## [Assigned task]
Your copy of the lines below must match them exactly and contain no images.

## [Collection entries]

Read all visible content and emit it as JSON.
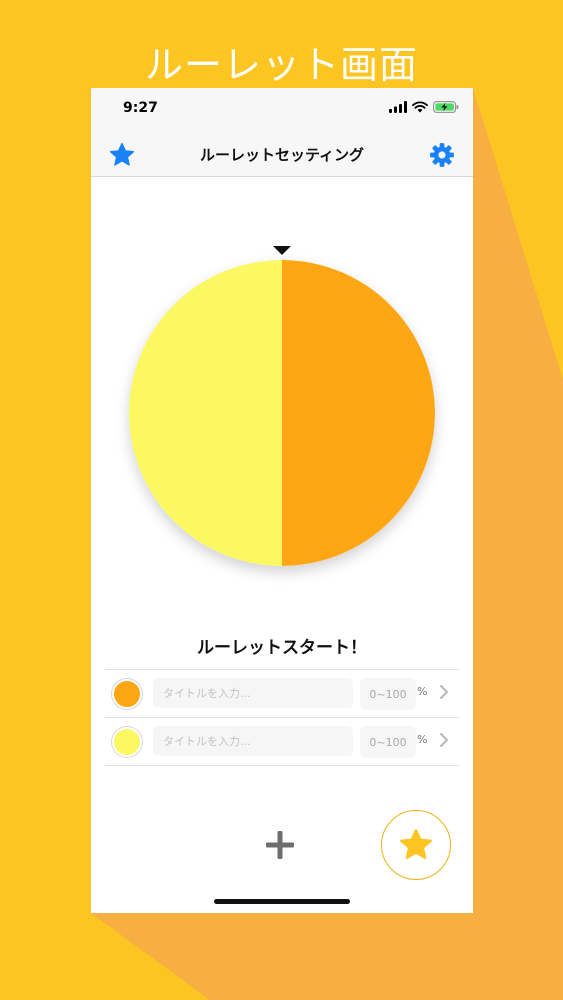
{
  "promo": {
    "title": "ルーレット画面"
  },
  "colors": {
    "background": "#fcc522",
    "shadow": "#f7ae43",
    "slice_orange": "#ffa614",
    "slice_yellow": "#fcf862",
    "accent_blue": "#1a82f7",
    "fav_star": "#fcc522"
  },
  "status_bar": {
    "time": "9:27",
    "icons": [
      "signal-icon",
      "wifi-icon",
      "battery-charging-icon"
    ]
  },
  "navbar": {
    "title": "ルーレットセッティング",
    "left_icon": "star-icon",
    "right_icon": "gear-icon"
  },
  "roulette": {
    "slices": [
      {
        "color": "#ffa614",
        "fraction": 0.5
      },
      {
        "color": "#fcf862",
        "fraction": 0.5
      }
    ],
    "start_label": "ルーレットスタート！"
  },
  "entries": [
    {
      "color": "#ffa614",
      "title_placeholder": "タイトルを入力...",
      "title_value": "",
      "percent_placeholder": "0~100",
      "percent_value": "",
      "percent_unit": "%"
    },
    {
      "color": "#fcf862",
      "title_placeholder": "タイトルを入力...",
      "title_value": "",
      "percent_placeholder": "0~100",
      "percent_value": "",
      "percent_unit": "%"
    }
  ],
  "bottom": {
    "add_icon": "plus-icon",
    "fav_icon": "star-icon"
  }
}
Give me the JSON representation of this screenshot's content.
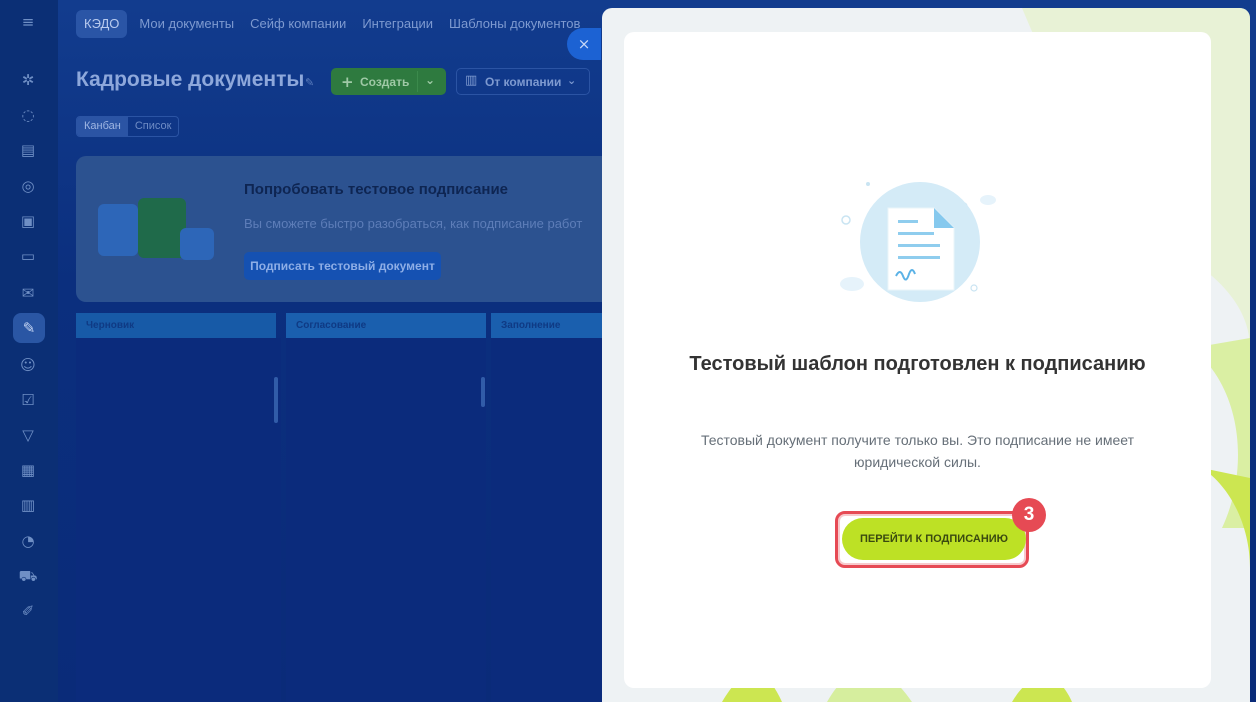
{
  "left_rail": {
    "menu_icon": "≡",
    "icons": [
      "chat-icon",
      "comments-icon",
      "feed-icon",
      "settings-icon",
      "calendar-icon",
      "card-icon",
      "mail-icon",
      "document-sign-icon",
      "user-icon",
      "tasks-icon",
      "filter-icon",
      "schedule-icon",
      "storage-icon",
      "analytics-icon",
      "cart-icon",
      "edit-icon"
    ]
  },
  "topnav": {
    "tabs": [
      "КЭДО",
      "Мои документы",
      "Сейф компании",
      "Интеграции",
      "Шаблоны документов"
    ]
  },
  "page": {
    "title": "Кадровые документы",
    "create_label": "Создать",
    "company_label": "От компании",
    "views": [
      "Канбан",
      "Список"
    ]
  },
  "promo": {
    "title": "Попробовать тестовое подписание",
    "text": "Вы сможете быстро разобраться, как подписание работ",
    "button": "Подписать тестовый документ"
  },
  "kanban": {
    "columns": [
      "Черновик",
      "Согласование",
      "Заполнение"
    ]
  },
  "modal": {
    "title": "Тестовый шаблон подготовлен к подписанию",
    "text": "Тестовый документ получите только вы. Это подписание не имеет юридической силы.",
    "cta": "ПЕРЕЙТИ К ПОДПИСАНИЮ",
    "step_number": "3",
    "close": "×"
  },
  "colors": {
    "accent_green": "#bde125",
    "highlight_red": "#e64a54",
    "overlay_blue": "#0c2f78"
  }
}
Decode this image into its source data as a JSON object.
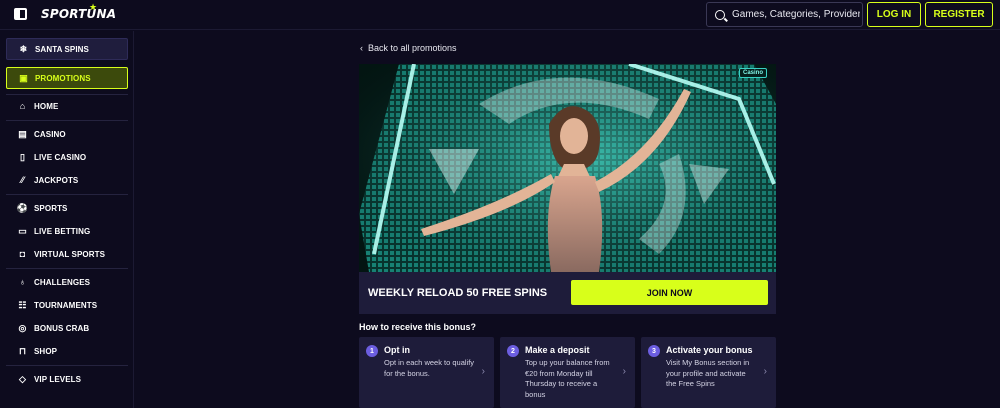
{
  "header": {
    "logo_text": "SPORTUNA",
    "search_placeholder": "Games, Categories, Providers",
    "login_label": "LOG IN",
    "register_label": "REGISTER",
    "accent_color": "#d8ff1a"
  },
  "sidebar": {
    "items": [
      {
        "label": "SANTA SPINS",
        "icon": "snowflake-icon"
      },
      {
        "label": "PROMOTIONS",
        "icon": "gift-icon"
      },
      {
        "label": "HOME",
        "icon": "home-icon"
      },
      {
        "label": "CASINO",
        "icon": "slot-icon"
      },
      {
        "label": "LIVE CASINO",
        "icon": "phone-icon"
      },
      {
        "label": "JACKPOTS",
        "icon": "jackpot-icon"
      },
      {
        "label": "SPORTS",
        "icon": "ball-icon"
      },
      {
        "label": "LIVE BETTING",
        "icon": "tv-icon"
      },
      {
        "label": "VIRTUAL SPORTS",
        "icon": "controller-icon"
      },
      {
        "label": "CHALLENGES",
        "icon": "trophy-icon"
      },
      {
        "label": "TOURNAMENTS",
        "icon": "people-icon"
      },
      {
        "label": "BONUS CRAB",
        "icon": "claw-icon"
      },
      {
        "label": "SHOP",
        "icon": "bag-icon"
      },
      {
        "label": "VIP LEVELS",
        "icon": "diamond-icon"
      }
    ]
  },
  "main": {
    "back_label": "Back to all promotions",
    "badge": "Casino",
    "promo_title": "WEEKLY RELOAD 50 FREE SPINS",
    "join_label": "JOIN NOW",
    "how_title": "How to receive this bonus?",
    "steps": [
      {
        "num": "1",
        "title": "Opt in",
        "desc": "Opt in each week to qualify for the bonus."
      },
      {
        "num": "2",
        "title": "Make a deposit",
        "desc": "Top up your balance from €20 from Monday till Thursday to receive a bonus"
      },
      {
        "num": "3",
        "title": "Activate your bonus",
        "desc": "Visit My Bonus section in your profile and activate the Free Spins"
      }
    ]
  }
}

## [Reply to the task]
Read all visible content and emit it as JSON.
{
  "promo": {
    "title": "ルーレット画面"
  },
  "colors": {
    "background": "#fcc522",
    "shadow": "#f7ae43",
    "slice_orange": "#ffa614",
    "slice_yellow": "#fcf862",
    "accent_blue": "#1a82f7",
    "fav_star": "#fcc522"
  },
  "status_bar": {
    "time": "9:27",
    "icons": [
      "signal-icon",
      "wifi-icon",
      "battery-charging-icon"
    ]
  },
  "navbar": {
    "title": "ルーレットセッティング",
    "left_icon": "star-icon",
    "right_icon": "gear-icon"
  },
  "roulette": {
    "slices": [
      {
        "color": "#ffa614",
        "fraction": 0.5
      },
      {
        "color": "#fcf862",
        "fraction": 0.5
      }
    ],
    "start_label": "ルーレットスタート！"
  },
  "entries": [
    {
      "color": "#ffa614",
      "title_placeholder": "タイトルを入力...",
      "title_value": "",
      "percent_placeholder": "0~100",
      "percent_value": "",
      "percent_unit": "%"
    },
    {
      "color": "#fcf862",
      "title_placeholder": "タイトルを入力...",
      "title_value": "",
      "percent_placeholder": "0~100",
      "percent_value": "",
      "percent_unit": "%"
    }
  ],
  "bottom": {
    "add_icon": "plus-icon",
    "fav_icon": "star-icon"
  }
}
Give me the JSON representation of this screenshot's content.
{
  "left_rail": {
    "menu_icon": "≡",
    "icons": [
      "chat-icon",
      "comments-icon",
      "feed-icon",
      "settings-icon",
      "calendar-icon",
      "card-icon",
      "mail-icon",
      "document-sign-icon",
      "user-icon",
      "tasks-icon",
      "filter-icon",
      "schedule-icon",
      "storage-icon",
      "analytics-icon",
      "cart-icon",
      "edit-icon"
    ]
  },
  "topnav": {
    "tabs": [
      "КЭДО",
      "Мои документы",
      "Сейф компании",
      "Интеграции",
      "Шаблоны документов"
    ]
  },
  "page": {
    "title": "Кадровые документы",
    "create_label": "Создать",
    "company_label": "От компании",
    "views": [
      "Канбан",
      "Список"
    ]
  },
  "promo": {
    "title": "Попробовать тестовое подписание",
    "text": "Вы сможете быстро разобраться, как подписание работ",
    "button": "Подписать тестовый документ"
  },
  "kanban": {
    "columns": [
      "Черновик",
      "Согласование",
      "Заполнение"
    ]
  },
  "modal": {
    "title": "Тестовый шаблон подготовлен к подписанию",
    "text": "Тестовый документ получите только вы. Это подписание не имеет юридической силы.",
    "cta": "ПЕРЕЙТИ К ПОДПИСАНИЮ",
    "step_number": "3",
    "close": "×"
  },
  "colors": {
    "accent_green": "#bde125",
    "highlight_red": "#e64a54",
    "overlay_blue": "#0c2f78"
  }
}
Decode this image into its source data as a JSON object.
{
  "header": {
    "logo_text": "SPORTUNA",
    "search_placeholder": "Games, Categories, Providers",
    "login_label": "LOG IN",
    "register_label": "REGISTER",
    "accent_color": "#d8ff1a"
  },
  "sidebar": {
    "items": [
      {
        "label": "SANTA SPINS",
        "icon": "snowflake-icon"
      },
      {
        "label": "PROMOTIONS",
        "icon": "gift-icon"
      },
      {
        "label": "HOME",
        "icon": "home-icon"
      },
      {
        "label": "CASINO",
        "icon": "slot-icon"
      },
      {
        "label": "LIVE CASINO",
        "icon": "phone-icon"
      },
      {
        "label": "JACKPOTS",
        "icon": "jackpot-icon"
      },
      {
        "label": "SPORTS",
        "icon": "ball-icon"
      },
      {
        "label": "LIVE BETTING",
        "icon": "tv-icon"
      },
      {
        "label": "VIRTUAL SPORTS",
        "icon": "controller-icon"
      },
      {
        "label": "CHALLENGES",
        "icon": "trophy-icon"
      },
      {
        "label": "TOURNAMENTS",
        "icon": "people-icon"
      },
      {
        "label": "BONUS CRAB",
        "icon": "claw-icon"
      },
      {
        "label": "SHOP",
        "icon": "bag-icon"
      },
      {
        "label": "VIP LEVELS",
        "icon": "diamond-icon"
      }
    ]
  },
  "main": {
    "back_label": "Back to all promotions",
    "badge": "Casino",
    "promo_title": "WEEKLY RELOAD 50 FREE SPINS",
    "join_label": "JOIN NOW",
    "how_title": "How to receive this bonus?",
    "steps": [
      {
        "num": "1",
        "title": "Opt in",
        "desc": "Opt in each week to qualify for the bonus."
      },
      {
        "num": "2",
        "title": "Make a deposit",
        "desc": "Top up your balance from €20 from Monday till Thursday to receive a bonus"
      },
      {
        "num": "3",
        "title": "Activate your bonus",
        "desc": "Visit My Bonus section in your profile and activate the Free Spins"
      }
    ]
  }
}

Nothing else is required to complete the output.